I do have one much steamier story, Eve’s Passion, out with The Whiskey Creek Press, and my The Wild Rose Press releases both have one short bedroom scene. If I do write a sex scene it has to come naturally in the development of the relationship. I’d never write a sex scene for the sake of it.
Where do your ideas come from?
Ideas pop up in the most unexpected places sometimes. The Right Chord is based on the dogs which used to live next door. One of them would howl whenever he heard a police siren or ambulance and then the other dog would join in. As soon as it was out of earshot they’d stop. The mournful sounds used to make us laugh every time but I always thought it would be terrible if the sound of my clarinet students set him off. That led me to Grace, my heroine, a professional violinist and her new neighbor Harry, with a Malamud who howls when she practises.
Stuck came from my attempt to write a book about two people stuck in a lift for the whole story. Turned out that was too hard—I had to let them out after a couple of chapters.
The Wedding Party is based on my niece’s wedding—not the disasters part but the fact there were two Best
Men one of whom vowed he was never getting married, and the celebrant who was brilliant and a total wedding fanatic. What if they were wildly attracted to each other? My niece’s wedding group also spent the pre wedding week together in a rented house because the two Best Men had come from overseas and hadn’t seen the groom for years. In my story the celebrant joins them so she and the hero can grate on each other.
How many books have you written, and how many of those have been published?
I have seven books published with Avalon and what would have been the eighth, Love On the North Shore
Line, coming out with Montlake in December. Some readers may not know but Amazon’s romance arm
Montlake bought out Avalon earlier this year. Avalon only released hardcovers for the library market. Beautiful books but expensive. Montlake is publishing ebooks and paperback. They are also releasing our Avalon backlist and two of my books Stuck and The Right Chord are available already. All very exciting!
It took about six years from when I first started seriously aiming for publication until I sold my first book to
Avalon. That book The Right Chord was the third I’d written but by then I had about eight manuscripts ready to go. I was able to send them off to Avalon one by one and have a steady stream of releases . Stories that weren’t suitable (the sexy ones)I was able to send to other publishers. I think I only have two or maybe three early, completely unusable manuscripts lying idle. Others are looking for homes.
I always have stories out for consideration here and there. Harlequin’s new Heartwarming line is perfect for my story style but cracking the voice and tone they require is, I find, difficult
Please share about your book
Love On the North Shore Line is set in Sydney. My daughter commutes to work by train and she gave me

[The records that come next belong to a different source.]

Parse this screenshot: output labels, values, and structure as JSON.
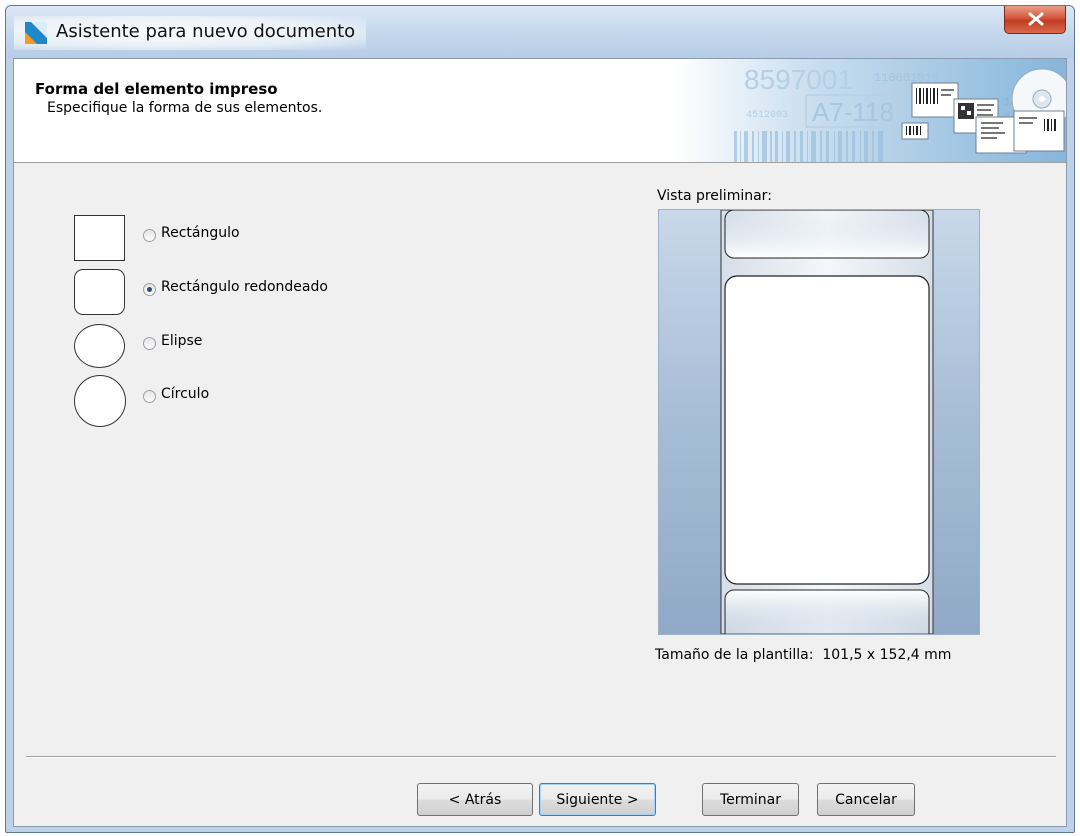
{
  "window": {
    "title": "Asistente para nuevo documento",
    "close_label": "x"
  },
  "header": {
    "title": "Forma del elemento impreso",
    "subtitle": "Especifique la forma de sus elementos.",
    "banner_text_1": "8597001",
    "banner_text_2": "A7-118",
    "banner_text_3": "110001010",
    "banner_text_4": "4512003"
  },
  "shapes": {
    "selected": "Rectángulo redondeado",
    "options": [
      {
        "label": "Rectángulo",
        "icon": "rectangle-icon",
        "checked": false
      },
      {
        "label": "Rectángulo redondeado",
        "icon": "rounded-rectangle-icon",
        "checked": true
      },
      {
        "label": "Elipse",
        "icon": "ellipse-icon",
        "checked": false
      },
      {
        "label": "Círculo",
        "icon": "circle-icon",
        "checked": false
      }
    ]
  },
  "preview": {
    "label": "Vista preliminar:",
    "size_caption": "Tamaño de la plantilla:  101,5 x 152,4 mm"
  },
  "buttons": {
    "back": "< Atrás",
    "next": "Siguiente >",
    "finish": "Terminar",
    "cancel": "Cancelar"
  },
  "colors": {
    "close_button": "#c7472c",
    "preview_background": "#a9bfd8",
    "default_button_border": "#3c7fb1"
  }
}
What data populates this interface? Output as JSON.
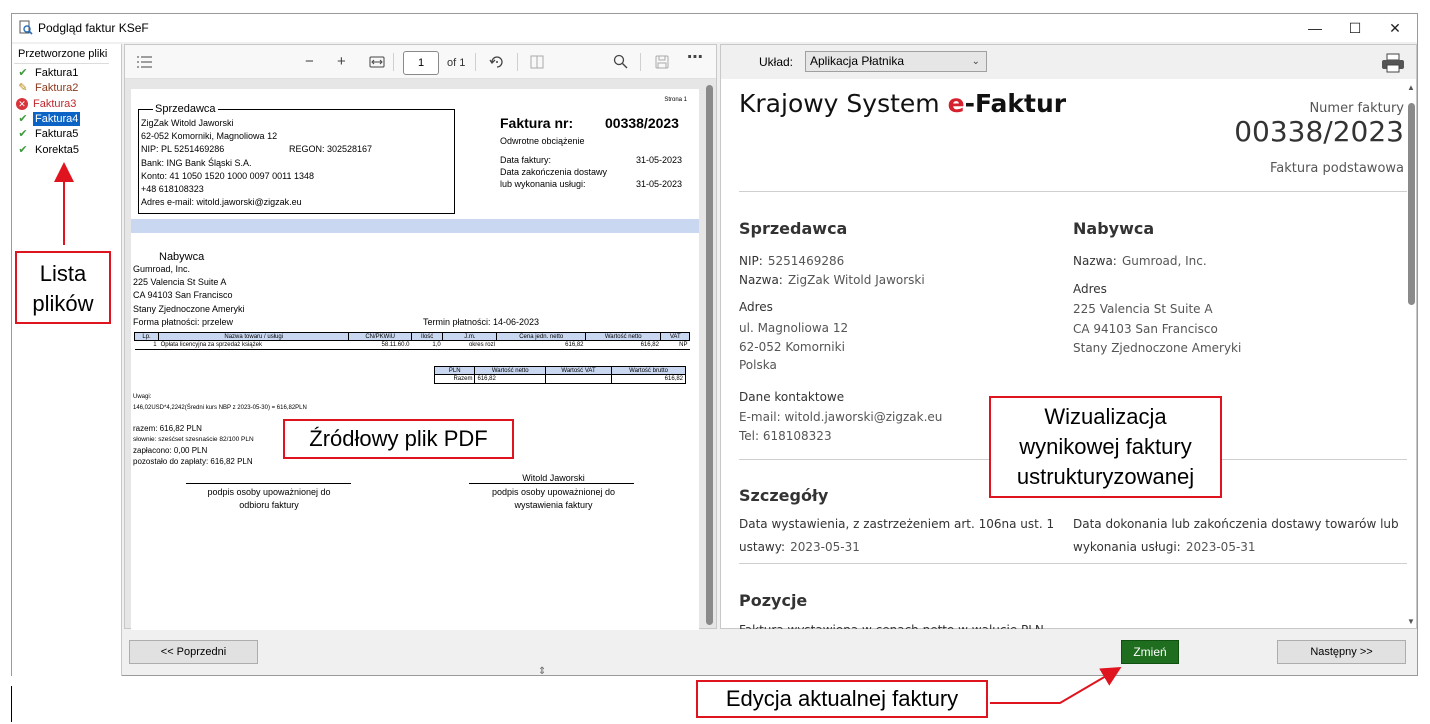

the idea for the story when she told me I should use the personal ads in the commuter paper Mx. The story is
about Dimity and Marcus who only travel once on the same train in the morning but she leaves her scarf and
he, fascinated by the attractive young woman, picks it up with the intention of returning it to her. He uses the
personal ads in Mx but nothing works out as he hopes.
What are your hero and heroine of the story like?
Dimity lives for her music. She’s a professional bassoon player in a symphony orchestra. Her extended family is well-known in the high powered world of business but her relatives are condescending towards Dimity’s branch of the family—the underachievers, the artists and musicians. She has learned to ignore the sniping and has a healthy dislike of that cold world of ambition and financial gain.
Marcus is very ambitious. He works in finance and is hoping for a promotion into the executive level of the
company he works for. He has a full social life with no intention of settling down yet. His widowed Italian
Mama expects him and his brother plus family for Sunday dinner every week and never misses an opportunity to tell Marcus he needs a wife. His Mama and his sister-in-law are unimpressed by his achievements because he is still single with no children.